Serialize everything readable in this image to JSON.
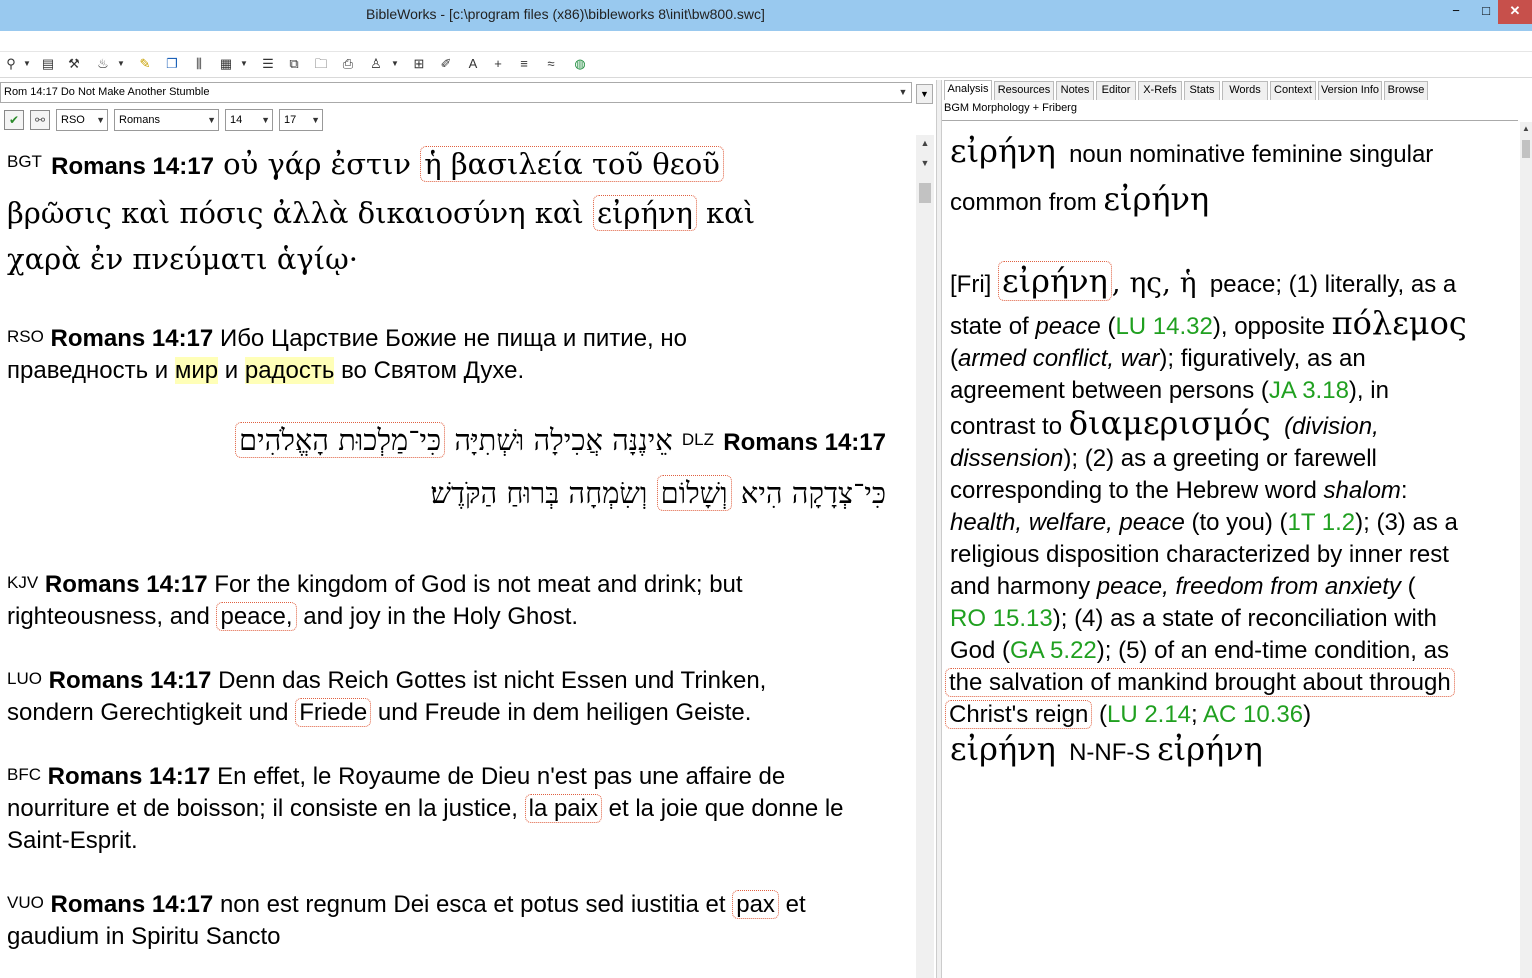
{
  "window": {
    "title": "BibleWorks - [c:\\program files (x86)\\bibleworks 8\\init\\bw800.swc]",
    "min": "−",
    "max": "□",
    "close": "✕"
  },
  "colors": {
    "titlebar": "#99c9ef",
    "close": "#c7504b",
    "link": "#20a020",
    "highlight": "#ffffb8",
    "box": "#e06040"
  },
  "left": {
    "verse_ref": "Rom 14:17 Do Not Make Another Stumble",
    "version_select": "RSO",
    "book_select": "Romans",
    "chapter_select": "14",
    "verse_select": "17",
    "verses": [
      {
        "abbr": "BGT",
        "ref": "Romans 14:17",
        "t1": "οὐ γάρ ἐστιν",
        "b1": "ἡ βασιλεία τοῦ θεοῦ",
        "t2": "βρῶσις καὶ πόσις ἀλλὰ δικαιοσύνη καὶ",
        "b2": "εἰρήνη",
        "t3": "καὶ",
        "t4": "χαρὰ ἐν πνεύματι ἁγίῳ·"
      },
      {
        "abbr": "RSO",
        "ref": "Romans 14:17",
        "t1": "Ибо Царствие Божие не пища и питие, но",
        "t2": "праведность и",
        "h1": "мир",
        "t3": "и",
        "h2": "радость",
        "t4": "во Святом Духе."
      },
      {
        "abbr": "DLZ",
        "ref": "Romans 14:17",
        "b1": "כִּי־מַלְכוּת הָאֱלֹהִים",
        "t1": "אֵינֶנָּה אֲכִילָה וּשְׁתִיָּה",
        "t2": "כִּי־צְדָקָה הִיא",
        "b2": "וְשָׁלוֹם",
        "t3": "וְשִׂמְחָה בְּרוּחַ הַקֹּדֶשׁ׃"
      },
      {
        "abbr": "KJV",
        "ref": "Romans 14:17",
        "t1": "For the kingdom of God is not meat and drink; but",
        "t2": "righteousness, and",
        "b1": "peace,",
        "t3": "and joy in the Holy Ghost."
      },
      {
        "abbr": "LUO",
        "ref": "Romans 14:17",
        "t1": "Denn das Reich Gottes ist nicht Essen und Trinken,",
        "t2": "sondern Gerechtigkeit und",
        "b1": "Friede",
        "t3": "und Freude in dem heiligen Geiste."
      },
      {
        "abbr": "BFC",
        "ref": "Romans 14:17",
        "t1": "En effet, le Royaume de Dieu n'est pas une affaire de",
        "t2": "nourriture et de boisson; il consiste en la justice,",
        "b1": "la paix",
        "t3": "et la joie que donne le",
        "t4": "Saint-Esprit."
      },
      {
        "abbr": "VUO",
        "ref": "Romans 14:17",
        "t1": "non est regnum Dei esca et potus sed iustitia et",
        "b1": "pax",
        "t2": "et",
        "t3": "gaudium in Spiritu Sancto"
      }
    ]
  },
  "right": {
    "tabs": [
      "Analysis",
      "Resources",
      "Notes",
      "Editor",
      "X-Refs",
      "Stats",
      "Words",
      "Context",
      "Version Info",
      "Browse"
    ],
    "active_tab": "Analysis",
    "label": "BGM Morphology + Friberg",
    "lemma": "εἰρήνη",
    "parse": "noun nominative feminine singular",
    "common_from": "common from",
    "lemma2": "εἰρήνη",
    "fri_tag": "[Fri]",
    "fri_word": "εἰρήνη",
    "fri_gen": ", ης, ἡ",
    "d1": "peace; (1) literally, as a",
    "d2a": "state of",
    "d2b": "peace",
    "d2c": "(",
    "l1": "LU 14.32",
    "d2d": "), opposite",
    "d2g": "πόλεμος",
    "d3a": "(",
    "d3b": "armed conflict, war",
    "d3c": "); figuratively, as an",
    "d4a": "agreement between persons (",
    "l2": "JA 3.18",
    "d4b": "), in",
    "d5a": "contrast to",
    "d5g": "διαμερισμός",
    "d5b": "(division,",
    "d6a": "dissension",
    "d6b": "); (2) as a greeting or farewell",
    "d7a": "corresponding to the Hebrew word",
    "d7b": "shalom",
    "d7c": ":",
    "d8a": "health, welfare, peace",
    "d8b": "(to you) (",
    "l3": "1T 1.2",
    "d8c": "); (3) as a",
    "d9": "religious disposition characterized by inner rest",
    "d10a": "and harmony",
    "d10b": "peace, freedom from anxiety",
    "d10c": "(",
    "l4": "RO 15.13",
    "d11": "); (4) as a state of reconciliation with",
    "d12a": "God (",
    "l5": "GA 5.22",
    "d12b": "); (5) of an end-time condition, as",
    "d13": "the salvation of mankind brought about through",
    "d14a": "Christ's reign",
    "d14b": "(",
    "l6": "LU 2.14",
    "d14c": ";",
    "l7": "AC 10.36",
    "d14d": ")",
    "bgm_word": "εἰρήνη",
    "bgm_code": "N-NF-S",
    "bgm_lemma": "εἰρήνη"
  }
}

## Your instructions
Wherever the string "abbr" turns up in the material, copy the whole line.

## Written answer
        "abbr": "BGT",
        "abbr": "RSO",
        "abbr": "DLZ",
        "abbr": "KJV",
        "abbr": "LUO",
        "abbr": "BFC",
        "abbr": "VUO",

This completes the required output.